Extracted records
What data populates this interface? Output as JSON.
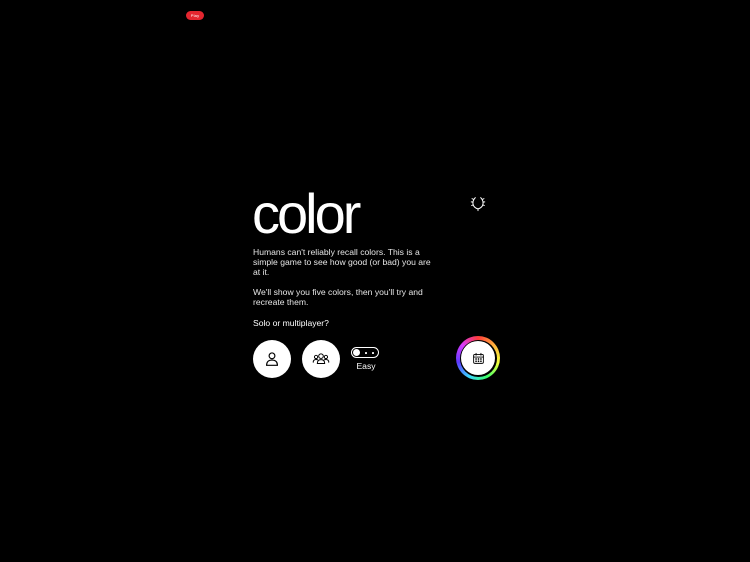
{
  "top_badge": {
    "label": "Play",
    "color": "#e3262f"
  },
  "game": {
    "title": "color",
    "description_1": "Humans can't reliably recall colors. This is a simple game to see how good (or bad) you are at it.",
    "description_2": "We'll show you five colors, then you'll try and recreate them.",
    "mode_question": "Solo or multiplayer?"
  },
  "modes": [
    {
      "id": "solo",
      "icon": "person-icon"
    },
    {
      "id": "multiplayer",
      "icon": "group-icon"
    }
  ],
  "difficulty": {
    "label": "Easy",
    "state": "off"
  },
  "daily": {
    "icon": "calendar-icon"
  },
  "achievements": {
    "icon": "laurel-icon"
  },
  "colors": {
    "background": "#000000",
    "text": "#ffffff",
    "badge": "#e3262f"
  }
}
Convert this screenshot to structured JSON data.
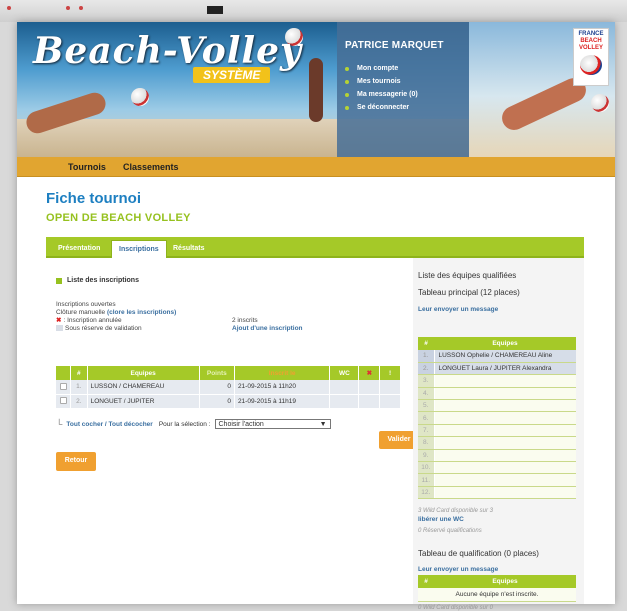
{
  "banner": {
    "logo_main": "Beach-Volley",
    "logo_sub": "SYSTÈME",
    "user_name": "PATRICE MARQUET",
    "user_menu": [
      "Mon compte",
      "Mes tournois",
      "Ma messagerie (0)",
      "Se déconnecter"
    ],
    "ffvb": {
      "line1": "FRANCE",
      "line2": "BEACH",
      "line3": "VOLLEY"
    }
  },
  "nav": {
    "items": [
      "Tournois",
      "Classements"
    ]
  },
  "page": {
    "title": "Fiche tournoi",
    "subtitle": "OPEN DE BEACH VOLLEY"
  },
  "tabs": [
    "Présentation",
    "Inscriptions",
    "Résultats"
  ],
  "inscriptions": {
    "section_title": "Liste des inscriptions",
    "status": "Inscriptions ouvertes",
    "closure_prefix": "Clôture manuelle",
    "closure_link": "(clore les inscriptions)",
    "legend_cancelled": ": Inscription annulée",
    "legend_reserve": "Sous réserve de validation",
    "count": "2 inscrits",
    "add_link": "Ajout d'une inscription",
    "columns": [
      "#",
      "Equipes",
      "Points",
      "Inscrit le",
      "WC",
      "✖",
      "!"
    ],
    "rows": [
      {
        "num": "1.",
        "team": "LUSSON / CHAMEREAU",
        "points": "0",
        "date": "21-09-2015 à 11h20"
      },
      {
        "num": "2.",
        "team": "LONGUET / JUPITER",
        "points": "0",
        "date": "21-09-2015 à 11h19"
      }
    ],
    "check_all": "Tout cocher / Tout décocher",
    "selection_label": "Pour la sélection :",
    "action_select": "Choisir l'action",
    "validate": "Valider",
    "back": "Retour"
  },
  "sidebar": {
    "title": "Liste des équipes qualifiées",
    "main_table_title": "Tableau principal (12 places)",
    "send_message": "Leur envoyer un message",
    "main_columns": [
      "#",
      "Equipes"
    ],
    "main_rows": [
      {
        "num": "1.",
        "team": "LUSSON Ophelie / CHAMEREAU Aline"
      },
      {
        "num": "2.",
        "team": "LONGUET Laura / JUPITER Alexandra"
      },
      {
        "num": "3.",
        "team": ""
      },
      {
        "num": "4.",
        "team": ""
      },
      {
        "num": "5.",
        "team": ""
      },
      {
        "num": "6.",
        "team": ""
      },
      {
        "num": "7.",
        "team": ""
      },
      {
        "num": "8.",
        "team": ""
      },
      {
        "num": "9.",
        "team": ""
      },
      {
        "num": "10.",
        "team": ""
      },
      {
        "num": "11.",
        "team": ""
      },
      {
        "num": "12.",
        "team": ""
      }
    ],
    "wc_available": "3 Wild Card disponible sur 3",
    "free_wc": "libérer une WC",
    "reserve_note": "0 Réservé qualifications",
    "qual_title": "Tableau de qualification (0 places)",
    "qual_send_message": "Leur envoyer un message",
    "qual_columns": [
      "#",
      "Equipes"
    ],
    "qual_empty": "Aucune équipe n'est inscrite.",
    "qual_wc": "0 Wild Card disponible sur 0"
  }
}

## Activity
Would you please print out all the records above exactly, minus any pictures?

## Finished task
What data populates this interface? Output as JSON.
{
  "top_badge": {
    "label": "Play",
    "color": "#e3262f"
  },
  "game": {
    "title": "color",
    "description_1": "Humans can't reliably recall colors. This is a simple game to see how good (or bad) you are at it.",
    "description_2": "We'll show you five colors, then you'll try and recreate them.",
    "mode_question": "Solo or multiplayer?"
  },
  "modes": [
    {
      "id": "solo",
      "icon": "person-icon"
    },
    {
      "id": "multiplayer",
      "icon": "group-icon"
    }
  ],
  "difficulty": {
    "label": "Easy",
    "state": "off"
  },
  "daily": {
    "icon": "calendar-icon"
  },
  "achievements": {
    "icon": "laurel-icon"
  },
  "colors": {
    "background": "#000000",
    "text": "#ffffff",
    "badge": "#e3262f"
  }
}
Convert this screenshot to structured JSON data.
{
  "banner": {
    "logo_main": "Beach-Volley",
    "logo_sub": "SYSTÈME",
    "user_name": "PATRICE MARQUET",
    "user_menu": [
      "Mon compte",
      "Mes tournois",
      "Ma messagerie (0)",
      "Se déconnecter"
    ],
    "ffvb": {
      "line1": "FRANCE",
      "line2": "BEACH",
      "line3": "VOLLEY"
    }
  },
  "nav": {
    "items": [
      "Tournois",
      "Classements"
    ]
  },
  "page": {
    "title": "Fiche tournoi",
    "subtitle": "OPEN DE BEACH VOLLEY"
  },
  "tabs": [
    "Présentation",
    "Inscriptions",
    "Résultats"
  ],
  "inscriptions": {
    "section_title": "Liste des inscriptions",
    "status": "Inscriptions ouvertes",
    "closure_prefix": "Clôture manuelle",
    "closure_link": "(clore les inscriptions)",
    "legend_cancelled": ": Inscription annulée",
    "legend_reserve": "Sous réserve de validation",
    "count": "2 inscrits",
    "add_link": "Ajout d'une inscription",
    "columns": [
      "#",
      "Equipes",
      "Points",
      "Inscrit le",
      "WC",
      "✖",
      "!"
    ],
    "rows": [
      {
        "num": "1.",
        "team": "LUSSON / CHAMEREAU",
        "points": "0",
        "date": "21-09-2015 à 11h20"
      },
      {
        "num": "2.",
        "team": "LONGUET / JUPITER",
        "points": "0",
        "date": "21-09-2015 à 11h19"
      }
    ],
    "check_all": "Tout cocher / Tout décocher",
    "selection_label": "Pour la sélection :",
    "action_select": "Choisir l'action",
    "validate": "Valider",
    "back": "Retour"
  },
  "sidebar": {
    "title": "Liste des équipes qualifiées",
    "main_table_title": "Tableau principal (12 places)",
    "send_message": "Leur envoyer un message",
    "main_columns": [
      "#",
      "Equipes"
    ],
    "main_rows": [
      {
        "num": "1.",
        "team": "LUSSON Ophelie / CHAMEREAU Aline"
      },
      {
        "num": "2.",
        "team": "LONGUET Laura / JUPITER Alexandra"
      },
      {
        "num": "3.",
        "team": ""
      },
      {
        "num": "4.",
        "team": ""
      },
      {
        "num": "5.",
        "team": ""
      },
      {
        "num": "6.",
        "team": ""
      },
      {
        "num": "7.",
        "team": ""
      },
      {
        "num": "8.",
        "team": ""
      },
      {
        "num": "9.",
        "team": ""
      },
      {
        "num": "10.",
        "team": ""
      },
      {
        "num": "11.",
        "team": ""
      },
      {
        "num": "12.",
        "team": ""
      }
    ],
    "wc_available": "3 Wild Card disponible sur 3",
    "free_wc": "libérer une WC",
    "reserve_note": "0 Réservé qualifications",
    "qual_title": "Tableau de qualification (0 places)",
    "qual_send_message": "Leur envoyer un message",
    "qual_columns": [
      "#",
      "Equipes"
    ],
    "qual_empty": "Aucune équipe n'est inscrite.",
    "qual_wc": "0 Wild Card disponible sur 0"
  }
}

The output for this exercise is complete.